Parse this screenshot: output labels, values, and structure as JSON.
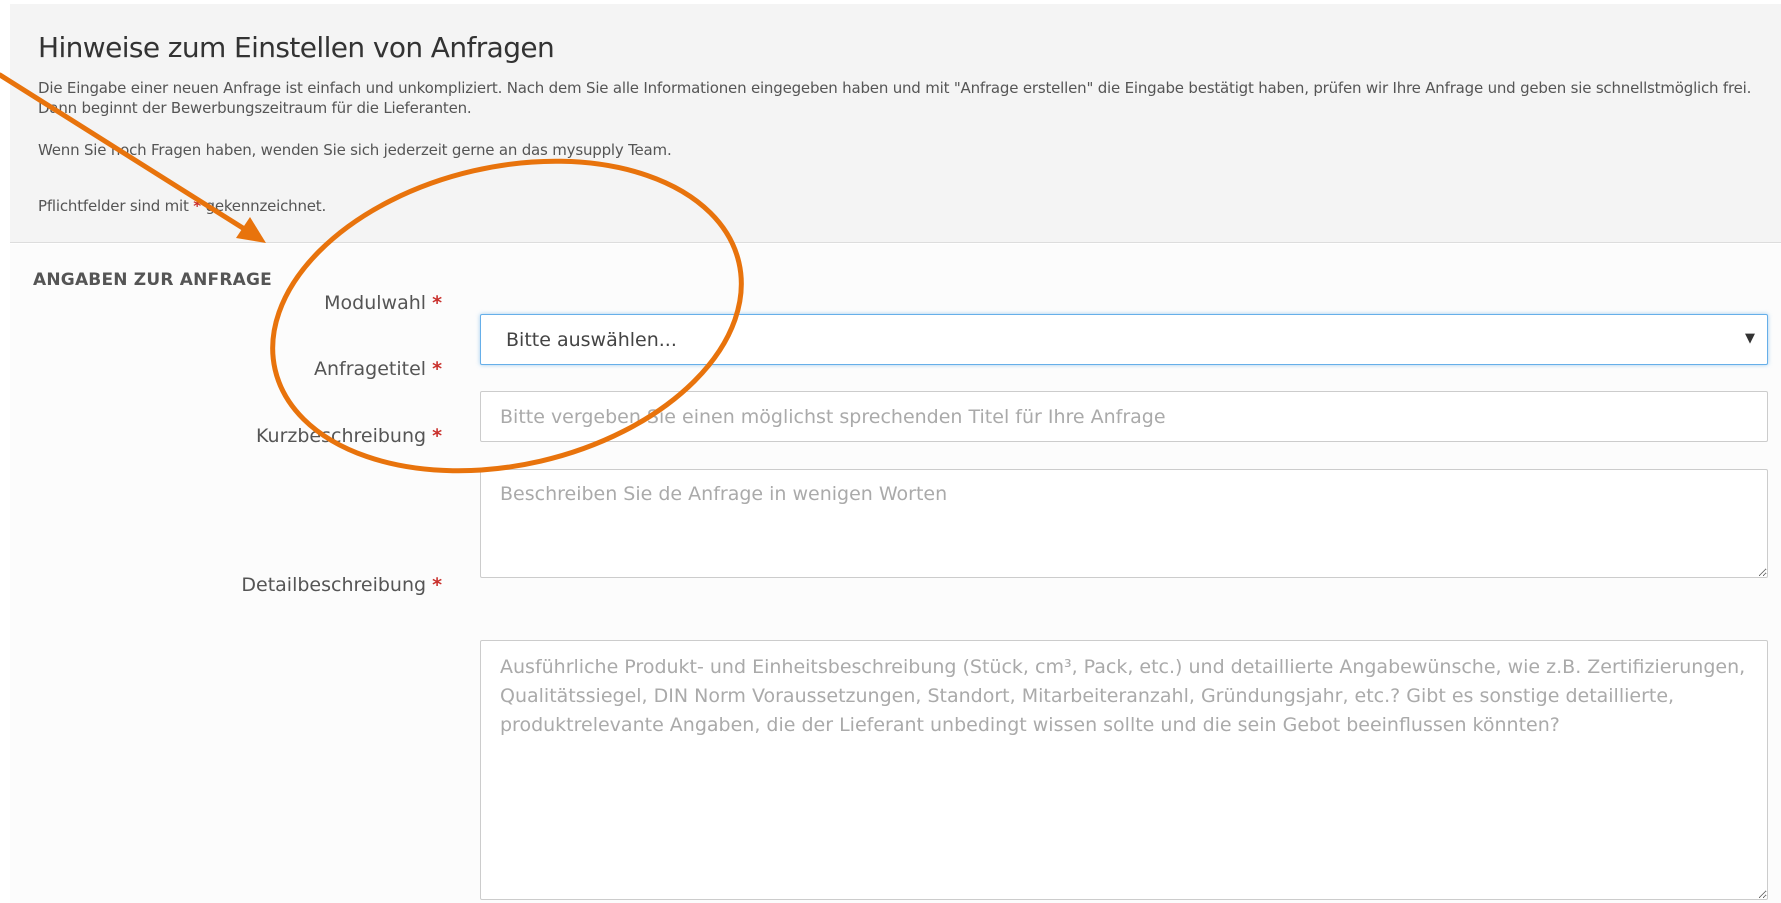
{
  "hints": {
    "title": "Hinweise zum Einstellen von Anfragen",
    "intro": "Die Eingabe einer neuen Anfrage ist einfach und unkompliziert. Nach dem Sie alle Informationen eingegeben haben und mit \"Anfrage erstellen\" die Eingabe bestätigt haben, prüfen wir Ihre Anfrage und geben sie schnellstmöglich frei. Dann beginnt der Bewerbungszeitraum für die Lieferanten.",
    "contact": "Wenn Sie noch Fragen haben, wenden Sie sich jederzeit gerne an das mysupply Team.",
    "required_prefix": "Pflichtfelder sind mit ",
    "required_marker": "*",
    "required_suffix": " gekennzeichnet."
  },
  "section": {
    "title": "ANGABEN ZUR ANFRAGE"
  },
  "form": {
    "required_marker": "*",
    "module": {
      "label": "Modulwahl",
      "value": "Bitte auswählen...",
      "caret": "▼"
    },
    "title": {
      "label": "Anfragetitel",
      "placeholder": "Bitte vergeben Sie einen möglichst sprechenden Titel für Ihre Anfrage"
    },
    "short_description": {
      "label": "Kurzbeschreibung",
      "placeholder": "Beschreiben Sie de Anfrage in wenigen Worten"
    },
    "detail_description": {
      "label": "Detailbeschreibung",
      "placeholder": "Ausführliche Produkt- und Einheitsbeschreibung (Stück, cm³, Pack, etc.) und detaillierte Angabewünsche, wie z.B. Zertifizierungen, Qualitätssiegel, DIN Norm Voraussetzungen, Standort, Mitarbeiteranzahl, Gründungsjahr, etc.? Gibt es sonstige detaillierte, produktrelevante Angaben, die der Lieferant unbedingt wissen sollte und die sein Gebot beeinflussen könnten?"
    }
  },
  "colors": {
    "annotation": "#e8730c",
    "required": "#c9302c",
    "focus_border": "#66afe9",
    "hint_background": "#f4f4f4"
  }
}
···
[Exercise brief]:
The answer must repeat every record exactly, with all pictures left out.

[Result of the exercise]:
Parse this screenshot: output labels, values, and structure as JSON.
{
  "hints": {
    "title": "Hinweise zum Einstellen von Anfragen",
    "intro": "Die Eingabe einer neuen Anfrage ist einfach und unkompliziert. Nach dem Sie alle Informationen eingegeben haben und mit \"Anfrage erstellen\" die Eingabe bestätigt haben, prüfen wir Ihre Anfrage und geben sie schnellstmöglich frei. Dann beginnt der Bewerbungszeitraum für die Lieferanten.",
    "contact": "Wenn Sie noch Fragen haben, wenden Sie sich jederzeit gerne an das mysupply Team.",
    "required_prefix": "Pflichtfelder sind mit ",
    "required_marker": "*",
    "required_suffix": " gekennzeichnet."
  },
  "section": {
    "title": "ANGABEN ZUR ANFRAGE"
  },
  "form": {
    "required_marker": "*",
    "module": {
      "label": "Modulwahl",
      "value": "Bitte auswählen...",
      "caret": "▼"
    },
    "title": {
      "label": "Anfragetitel",
      "placeholder": "Bitte vergeben Sie einen möglichst sprechenden Titel für Ihre Anfrage"
    },
    "short_description": {
      "label": "Kurzbeschreibung",
      "placeholder": "Beschreiben Sie de Anfrage in wenigen Worten"
    },
    "detail_description": {
      "label": "Detailbeschreibung",
      "placeholder": "Ausführliche Produkt- und Einheitsbeschreibung (Stück, cm³, Pack, etc.) und detaillierte Angabewünsche, wie z.B. Zertifizierungen, Qualitätssiegel, DIN Norm Voraussetzungen, Standort, Mitarbeiteranzahl, Gründungsjahr, etc.? Gibt es sonstige detaillierte, produktrelevante Angaben, die der Lieferant unbedingt wissen sollte und die sein Gebot beeinflussen könnten?"
    }
  },
  "colors": {
    "annotation": "#e8730c",
    "required": "#c9302c",
    "focus_border": "#66afe9",
    "hint_background": "#f4f4f4"
  }
}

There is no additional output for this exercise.